And once again we recall another teaching of Jesus: “that which is highly esteemed among men is detestable in the sight of God.” (Luke 16:15). Jesus taught that those things which are highly esteemed and sought after among men: power, prestige, prominence, the pride of life, material wealth, worldly success and the praise of others – all of the things which are held in high regard among men are detestable in the sight of God. These “detestable” things, as Jesus described them, are the very things that will be removed from our lives as we are being prepared for the work that God has for us, just as we have seen in the life of Moses.
God has a pre-determined plan and place of service for every one of His people. Preparation for the work that God has ordained for us to do in His service may take years, or even decades, as we can see from the lives of both Joseph and Moses. And as we can also see from their lives, the process of this preparation will involve sufferings, losses and hardships of various kinds, which is consistent with John 12:24-26 and other passages of Scripture.

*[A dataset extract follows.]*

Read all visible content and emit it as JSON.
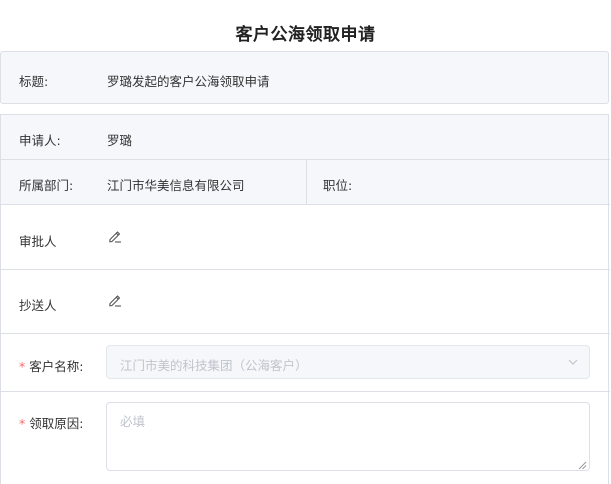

When he was a slave in Potiphar’s house, and later when he was confined in Pharaoh’s prison, Joseph in his wildest dreams could not have imagined what God was going to do as a result of all that he was suffering. Moses also could not possibly have imagined how God would use all of the losses that he had endured for any good purpose.
We can see from the Scriptures that it was given to both Joseph and Moses to be able to look back and see the good that God brought about through the years of suffering and hardship they endured. However, as we consider the experiences of our own lives, we may not be able to look back and see with clarity in this lifetime what good came out of the sufferings that we endured. Instead, our experience may be more like Job’s, and we may not be shown what God was accomplishing through our sufferings and losses until we are together with Him in Heaven. Paul taught us in 1 Corinthians 13:12 that now, during our present lives, we see and know and understand only in part, but the time will come when we will see clearly and understand fully.

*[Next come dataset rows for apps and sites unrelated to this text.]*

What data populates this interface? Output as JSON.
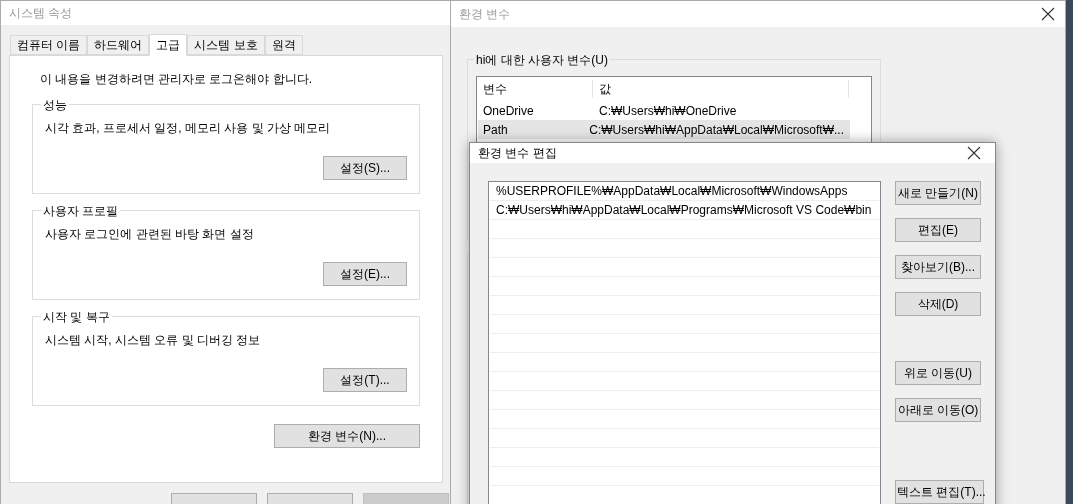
{
  "system_properties": {
    "title": "시스템 속성",
    "active": false,
    "tabs": [
      {
        "label": "컴퓨터 이름",
        "selected": false
      },
      {
        "label": "하드웨어",
        "selected": false
      },
      {
        "label": "고급",
        "selected": true
      },
      {
        "label": "시스템 보호",
        "selected": false
      },
      {
        "label": "원격",
        "selected": false
      }
    ],
    "notice": "이 내용을 변경하려면 관리자로 로그온해야 합니다.",
    "groups": [
      {
        "title": "성능",
        "description": "시각 효과, 프로세서 일정, 메모리 사용 및 가상 메모리",
        "button": "설정(S)..."
      },
      {
        "title": "사용자 프로필",
        "description": "사용자 로그인에 관련된 바탕 화면 설정",
        "button": "설정(E)..."
      },
      {
        "title": "시작 및 복구",
        "description": "시스템 시작, 시스템 오류 및 디버깅 정보",
        "button": "설정(T)..."
      }
    ],
    "env_button": "환경 변수(N)..."
  },
  "environment_variables": {
    "title": "환경 변수",
    "active": false,
    "user_group": "hi에 대한 사용자 변수(U)",
    "columns": [
      "변수",
      "값"
    ],
    "rows": [
      {
        "name": "OneDrive",
        "value": "C:₩Users₩hi₩OneDrive",
        "selected": false
      },
      {
        "name": "Path",
        "value": "C:₩Users₩hi₩AppData₩Local₩Microsoft₩...",
        "selected": true
      }
    ]
  },
  "edit_dialog": {
    "title": "환경 변수 편집",
    "active": true,
    "entries": [
      "%USERPROFILE%₩AppData₩Local₩Microsoft₩WindowsApps",
      "C:₩Users₩hi₩AppData₩Local₩Programs₩Microsoft VS Code₩bin"
    ],
    "button_groups": [
      [
        "새로 만들기(N)",
        "편집(E)",
        "찾아보기(B)...",
        "삭제(D)"
      ],
      [
        "위로 이동(U)",
        "아래로 이동(O)"
      ],
      [
        "텍스트 편집(T)..."
      ]
    ]
  }
}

Paul also taught in Romans 15:4 that everything written in the Scriptures was written to instruct and encourage us. Everything recorded in the Scriptures of the ways in which God has worked in the lives of His servants to prepare them for the work and place of service that He has ordained for them is recorded to teach us about some of the ways in which He may work in our lives as well, as He prepares each of us for the work and place of service that He has ordained for us.
The timeless principle of spiritual fruit bearing revealed by Jesus in John 12:24-26 was at work in the lives of Job, Joseph, and Moses. The sufferings and losses they endured and the good that God brought about through their sufferings are recorded in the Scriptures for our benefit, so that we may have insight and understanding of how God works in the lives of His people to accomplish His will, plan and purpose.

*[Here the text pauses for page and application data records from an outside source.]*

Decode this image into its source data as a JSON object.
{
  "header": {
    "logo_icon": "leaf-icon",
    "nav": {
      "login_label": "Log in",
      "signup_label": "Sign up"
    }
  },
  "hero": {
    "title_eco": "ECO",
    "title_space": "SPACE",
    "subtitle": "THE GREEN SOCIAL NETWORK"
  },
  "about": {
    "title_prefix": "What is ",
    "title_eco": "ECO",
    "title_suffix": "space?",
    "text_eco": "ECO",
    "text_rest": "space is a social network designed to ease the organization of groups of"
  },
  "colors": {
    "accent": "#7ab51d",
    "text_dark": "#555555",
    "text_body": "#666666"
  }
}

As we have seen from the Scriptures before, the troubles, hardships, and sufferings of our present lives all have eternal value (2 Corinthians 4:16-18, Romans 8:17-18, 28, others). Just as we have seen demonstrated in the lives of Job, Joseph and Moses, God will bring forth life and good through the deaths that our sufferings have wrought in our lives. And as He does so, we will bear a harvest of fruit that will last, which will achieve for us a share in Christ’s eternal glory.